Word for word, print all of the lines below.

=== Section Start ===

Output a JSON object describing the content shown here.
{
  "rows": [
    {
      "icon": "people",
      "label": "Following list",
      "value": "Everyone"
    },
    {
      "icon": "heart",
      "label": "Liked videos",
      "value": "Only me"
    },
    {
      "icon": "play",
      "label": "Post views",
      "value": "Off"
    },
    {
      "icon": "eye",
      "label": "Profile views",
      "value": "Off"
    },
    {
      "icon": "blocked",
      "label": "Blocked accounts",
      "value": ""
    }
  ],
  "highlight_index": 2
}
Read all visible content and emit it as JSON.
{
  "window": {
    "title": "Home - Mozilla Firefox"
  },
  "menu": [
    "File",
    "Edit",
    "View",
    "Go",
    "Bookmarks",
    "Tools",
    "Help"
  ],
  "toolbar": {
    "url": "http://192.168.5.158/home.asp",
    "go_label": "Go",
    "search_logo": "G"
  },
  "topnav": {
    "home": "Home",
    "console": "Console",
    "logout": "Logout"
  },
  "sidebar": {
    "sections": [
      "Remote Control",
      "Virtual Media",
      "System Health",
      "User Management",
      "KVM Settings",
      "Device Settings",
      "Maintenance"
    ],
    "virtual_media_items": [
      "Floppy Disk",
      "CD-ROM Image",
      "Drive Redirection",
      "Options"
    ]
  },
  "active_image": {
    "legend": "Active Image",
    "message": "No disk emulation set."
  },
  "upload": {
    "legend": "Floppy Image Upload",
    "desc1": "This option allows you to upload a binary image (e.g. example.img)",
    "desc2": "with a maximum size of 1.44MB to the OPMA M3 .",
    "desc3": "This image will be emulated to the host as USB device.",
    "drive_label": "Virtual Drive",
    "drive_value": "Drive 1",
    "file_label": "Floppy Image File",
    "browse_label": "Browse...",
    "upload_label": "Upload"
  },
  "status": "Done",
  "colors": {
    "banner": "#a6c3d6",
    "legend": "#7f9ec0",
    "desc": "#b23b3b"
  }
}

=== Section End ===

Answer to the exercise:
Output a JSON object describing the content shown here.
{
  "rows": [
    {
      "icon": "people",
      "label": "Following list",
      "value": "Everyone"
    },
    {
      "icon": "heart",
      "label": "Liked videos",
      "value": "Only me"
    },
    {
      "icon": "play",
      "label": "Post views",
      "value": "Off"
    },
    {
      "icon": "eye",
      "label": "Profile views",
      "value": "Off"
    },
    {
      "icon": "blocked",
      "label": "Blocked accounts",
      "value": ""
    }
  ],
  "highlight_index": 2
}
Read all visible content and emit it as JSON.
{
  "window": {
    "title": "Home - Mozilla Firefox"
  },
  "menu": [
    "File",
    "Edit",
    "View",
    "Go",
    "Bookmarks",
    "Tools",
    "Help"
  ],
  "toolbar": {
    "url": "http://192.168.5.158/home.asp",
    "go_label": "Go",
    "search_logo": "G"
  },
  "topnav": {
    "home": "Home",
    "console": "Console",
    "logout": "Logout"
  },
  "sidebar": {
    "sections": [
      "Remote Control",
      "Virtual Media",
      "System Health",
      "User Management",
      "KVM Settings",
      "Device Settings",
      "Maintenance"
    ],
    "virtual_media_items": [
      "Floppy Disk",
      "CD-ROM Image",
      "Drive Redirection",
      "Options"
    ]
  },
  "active_image": {
    "legend": "Active Image",
    "message": "No disk emulation set."
  },
  "upload": {
    "legend": "Floppy Image Upload",
    "desc1": "This option allows you to upload a binary image (e.g. example.img)",
    "desc2": "with a maximum size of 1.44MB to the OPMA M3 .",
    "desc3": "This image will be emulated to the host as USB device.",
    "drive_label": "Virtual Drive",
    "drive_value": "Drive 1",
    "file_label": "Floppy Image File",
    "browse_label": "Browse...",
    "upload_label": "Upload"
  },
  "status": "Done",
  "colors": {
    "banner": "#a6c3d6",
    "legend": "#7f9ec0",
    "desc": "#b23b3b"
  }
}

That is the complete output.